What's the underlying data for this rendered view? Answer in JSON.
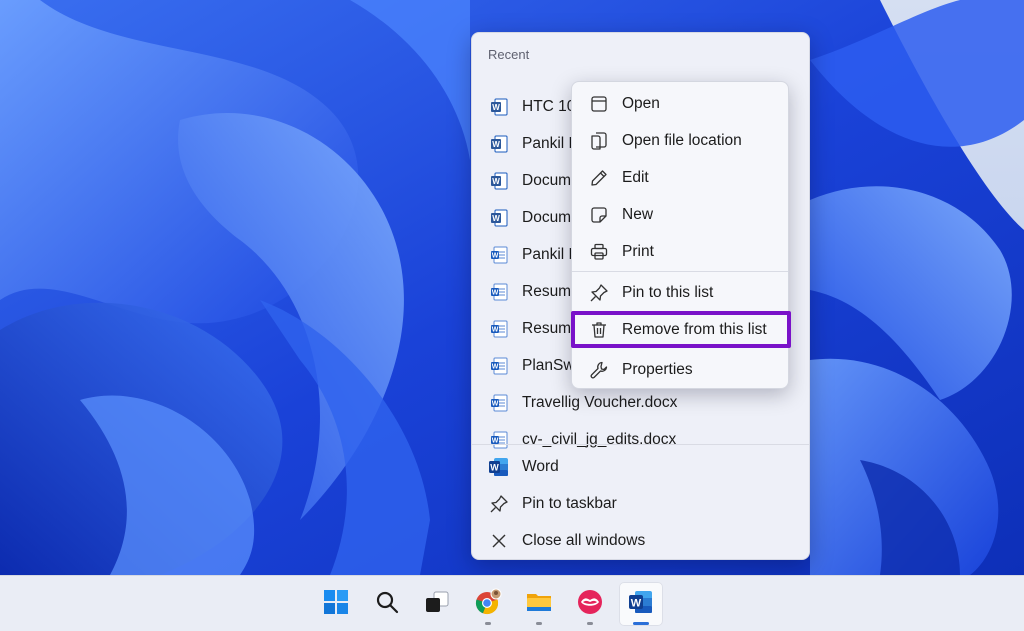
{
  "jumplist": {
    "header": "Recent",
    "recent_items": [
      {
        "label": "HTC 10",
        "icon": "word-doc-old-icon"
      },
      {
        "label": "Pankil F",
        "icon": "word-doc-old-icon"
      },
      {
        "label": "Docum",
        "icon": "word-doc-old-icon"
      },
      {
        "label": "Docum",
        "icon": "word-doc-old-icon"
      },
      {
        "label": "Pankil E",
        "icon": "word-doc-icon"
      },
      {
        "label": "Resume",
        "icon": "word-doc-icon"
      },
      {
        "label": "Resum",
        "icon": "word-doc-icon"
      },
      {
        "label": "PlanSw",
        "icon": "word-doc-icon"
      },
      {
        "label": "Travellig Voucher.docx",
        "icon": "word-doc-icon"
      },
      {
        "label": "cv-_civil_jg_edits.docx",
        "icon": "word-doc-icon"
      }
    ],
    "actions": [
      {
        "label": "Word",
        "icon": "word-app-icon"
      },
      {
        "label": "Pin to taskbar",
        "icon": "pin-icon"
      },
      {
        "label": "Close all windows",
        "icon": "close-icon"
      }
    ]
  },
  "context_menu": {
    "items": [
      {
        "label": "Open",
        "icon": "window-icon"
      },
      {
        "label": "Open file location",
        "icon": "folder-location-icon"
      },
      {
        "label": "Edit",
        "icon": "pencil-icon"
      },
      {
        "label": "New",
        "icon": "new-note-icon"
      },
      {
        "label": "Print",
        "icon": "printer-icon"
      },
      {
        "label": "Pin to this list",
        "icon": "pin-icon"
      },
      {
        "label": "Remove from this list",
        "icon": "trash-icon"
      },
      {
        "label": "Properties",
        "icon": "wrench-icon"
      }
    ],
    "highlighted_item": "Remove from this list",
    "highlight_color": "#7a12c9"
  },
  "taskbar": {
    "apps": [
      {
        "name": "Start",
        "icon": "windows-start-icon"
      },
      {
        "name": "Search",
        "icon": "search-icon"
      },
      {
        "name": "Task View",
        "icon": "task-view-icon"
      },
      {
        "name": "Chrome",
        "icon": "chrome-icon"
      },
      {
        "name": "File Explorer",
        "icon": "file-explorer-icon"
      },
      {
        "name": "Kiss app",
        "icon": "lips-app-icon"
      },
      {
        "name": "Word",
        "icon": "word-app-icon"
      }
    ],
    "active_app": "Word"
  },
  "colors": {
    "wallpaper_blue": "#1b3fd6",
    "word_blue": "#185abd",
    "taskbar_bg": "#eaedf5",
    "menu_bg": "#f6f7fb"
  }
}
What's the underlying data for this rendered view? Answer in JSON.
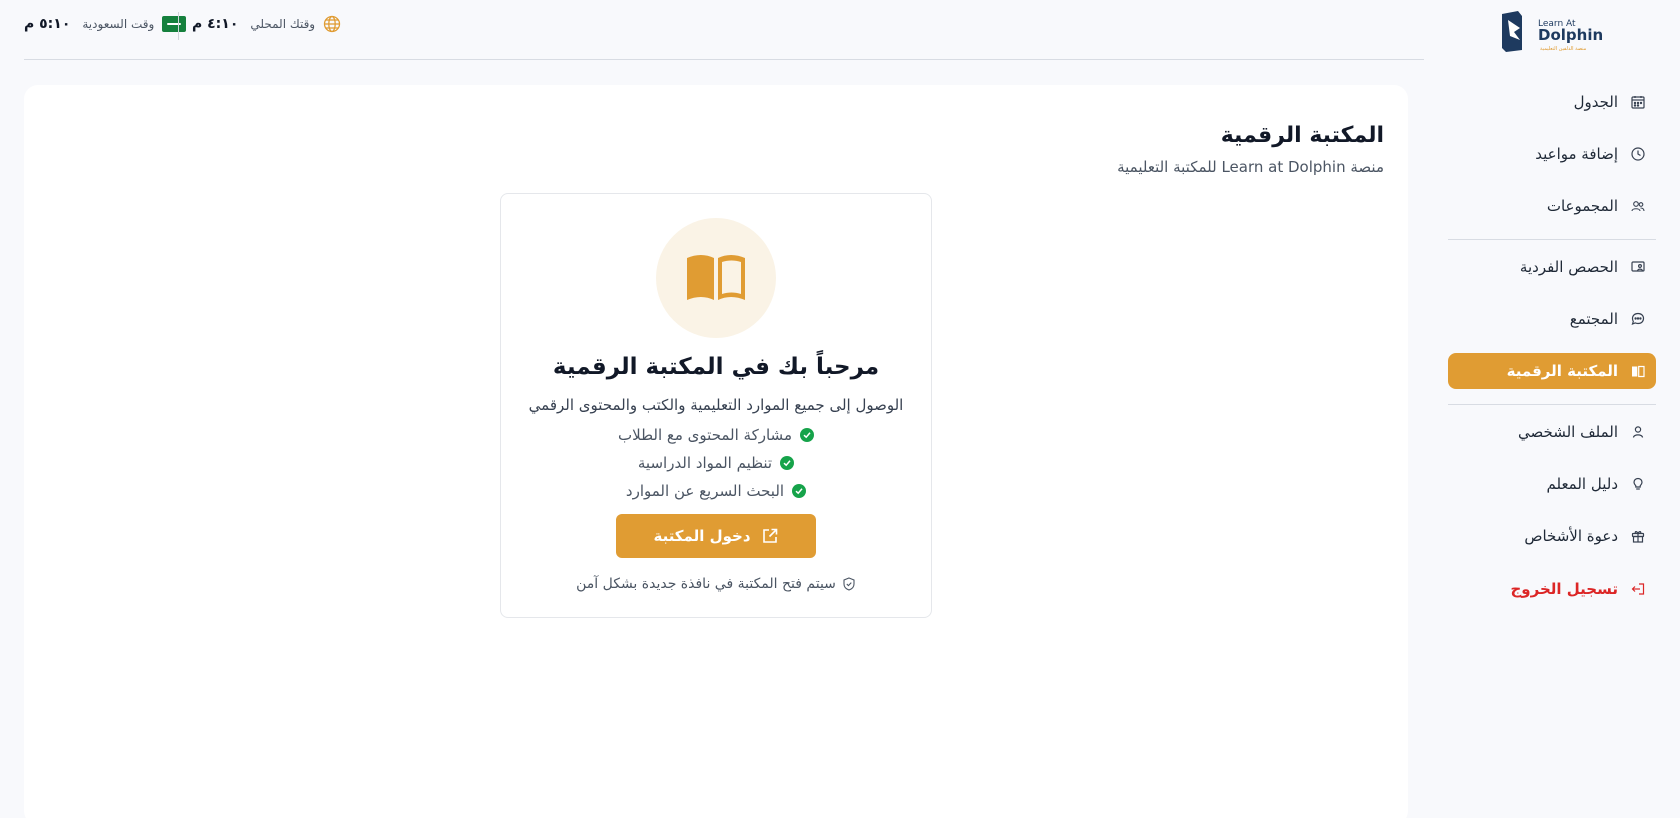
{
  "brand": {
    "logo_line1": "Learn At",
    "logo_line2": "Dolphin",
    "logo_tagline": "منصة الدلفين التعليمية",
    "accent_color": "#e09c33"
  },
  "topbar": {
    "saudi_time": "٥:١٠ م",
    "saudi_label": "وقت السعودية",
    "local_time": "٤:١٠ م",
    "local_label": "وقتك المحلي",
    "globe_icon": "globe-icon",
    "flag_icon": "saudi-flag-icon"
  },
  "sidebar": {
    "items": [
      {
        "label": "الجدول",
        "icon": "calendar-icon"
      },
      {
        "label": "إضافة مواعيد",
        "icon": "clock-icon"
      },
      {
        "label": "المجموعات",
        "icon": "users-icon"
      },
      {
        "label": "الحصص الفردية",
        "icon": "screen-user-icon"
      },
      {
        "label": "المجتمع",
        "icon": "chat-icon"
      },
      {
        "label": "المكتبة الرقمية",
        "icon": "book-icon",
        "active": true
      },
      {
        "label": "الملف الشخصي",
        "icon": "user-icon"
      },
      {
        "label": "دليل المعلم",
        "icon": "lightbulb-icon"
      },
      {
        "label": "دعوة الأشخاص",
        "icon": "gift-icon"
      },
      {
        "label": "تسجيل الخروج",
        "icon": "logout-icon",
        "danger": true
      }
    ]
  },
  "main": {
    "title": "المكتبة الرقمية",
    "subtitle": "منصة Learn at Dolphin للمكتبة التعليمية",
    "card": {
      "title": "مرحباً بك في المكتبة الرقمية",
      "description": "الوصول إلى جميع الموارد التعليمية والكتب والمحتوى الرقمي",
      "features": [
        "مشاركة المحتوى مع الطلاب",
        "تنظيم المواد الدراسية",
        "البحث السريع عن الموارد"
      ],
      "button_label": "دخول المكتبة",
      "secure_note": "سيتم فتح المكتبة في نافذة جديدة بشكل آمن"
    }
  }
}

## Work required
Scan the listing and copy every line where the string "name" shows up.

## Output of the task
        "name": "Start",
        "name": "Search",
        "name": "Task View",
        "name": "Chrome",
        "name": "File Explorer",
        "name": "Kiss app",
        "name": "Word",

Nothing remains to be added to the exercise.